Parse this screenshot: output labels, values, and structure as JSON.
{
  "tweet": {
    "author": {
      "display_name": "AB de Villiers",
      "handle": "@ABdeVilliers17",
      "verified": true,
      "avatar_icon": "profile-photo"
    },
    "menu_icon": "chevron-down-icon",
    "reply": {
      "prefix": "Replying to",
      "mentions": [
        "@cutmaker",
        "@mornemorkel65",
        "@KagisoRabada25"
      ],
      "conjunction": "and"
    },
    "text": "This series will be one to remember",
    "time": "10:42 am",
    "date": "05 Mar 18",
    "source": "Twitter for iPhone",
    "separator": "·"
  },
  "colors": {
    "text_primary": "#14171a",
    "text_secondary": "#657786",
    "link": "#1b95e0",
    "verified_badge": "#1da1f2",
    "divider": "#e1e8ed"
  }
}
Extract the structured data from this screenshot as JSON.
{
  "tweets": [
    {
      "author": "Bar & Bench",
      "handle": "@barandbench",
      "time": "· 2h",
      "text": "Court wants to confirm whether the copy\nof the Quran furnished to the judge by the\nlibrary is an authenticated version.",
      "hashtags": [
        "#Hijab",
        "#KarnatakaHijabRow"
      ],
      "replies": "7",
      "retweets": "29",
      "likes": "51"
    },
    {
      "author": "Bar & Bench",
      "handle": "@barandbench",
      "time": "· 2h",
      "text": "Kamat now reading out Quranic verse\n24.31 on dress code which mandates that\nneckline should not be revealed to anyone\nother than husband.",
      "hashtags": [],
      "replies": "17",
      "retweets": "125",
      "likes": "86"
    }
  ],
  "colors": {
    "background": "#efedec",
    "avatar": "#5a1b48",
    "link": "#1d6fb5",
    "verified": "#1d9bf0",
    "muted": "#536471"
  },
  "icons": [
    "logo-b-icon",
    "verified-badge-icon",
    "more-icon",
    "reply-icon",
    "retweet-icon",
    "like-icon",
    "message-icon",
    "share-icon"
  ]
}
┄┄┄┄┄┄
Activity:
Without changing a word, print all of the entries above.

Task output:
Parse this screenshot: output labels, values, and structure as JSON.
{
  "tweet": {
    "author": {
      "display_name": "AB de Villiers",
      "handle": "@ABdeVilliers17",
      "verified": true,
      "avatar_icon": "profile-photo"
    },
    "menu_icon": "chevron-down-icon",
    "reply": {
      "prefix": "Replying to",
      "mentions": [
        "@cutmaker",
        "@mornemorkel65",
        "@KagisoRabada25"
      ],
      "conjunction": "and"
    },
    "text": "This series will be one to remember",
    "time": "10:42 am",
    "date": "05 Mar 18",
    "source": "Twitter for iPhone",
    "separator": "·"
  },
  "colors": {
    "text_primary": "#14171a",
    "text_secondary": "#657786",
    "link": "#1b95e0",
    "verified_badge": "#1da1f2",
    "divider": "#e1e8ed"
  }
}
Extract the structured data from this screenshot as JSON.
{
  "tweets": [
    {
      "author": "Bar & Bench",
      "handle": "@barandbench",
      "time": "· 2h",
      "text": "Court wants to confirm whether the copy\nof the Quran furnished to the judge by the\nlibrary is an authenticated version.",
      "hashtags": [
        "#Hijab",
        "#KarnatakaHijabRow"
      ],
      "replies": "7",
      "retweets": "29",
      "likes": "51"
    },
    {
      "author": "Bar & Bench",
      "handle": "@barandbench",
      "time": "· 2h",
      "text": "Kamat now reading out Quranic verse\n24.31 on dress code which mandates that\nneckline should not be revealed to anyone\nother than husband.",
      "hashtags": [],
      "replies": "17",
      "retweets": "125",
      "likes": "86"
    }
  ],
  "colors": {
    "background": "#efedec",
    "avatar": "#5a1b48",
    "link": "#1d6fb5",
    "verified": "#1d9bf0",
    "muted": "#536471"
  },
  "icons": [
    "logo-b-icon",
    "verified-badge-icon",
    "more-icon",
    "reply-icon",
    "retweet-icon",
    "like-icon",
    "message-icon",
    "share-icon"
  ]
}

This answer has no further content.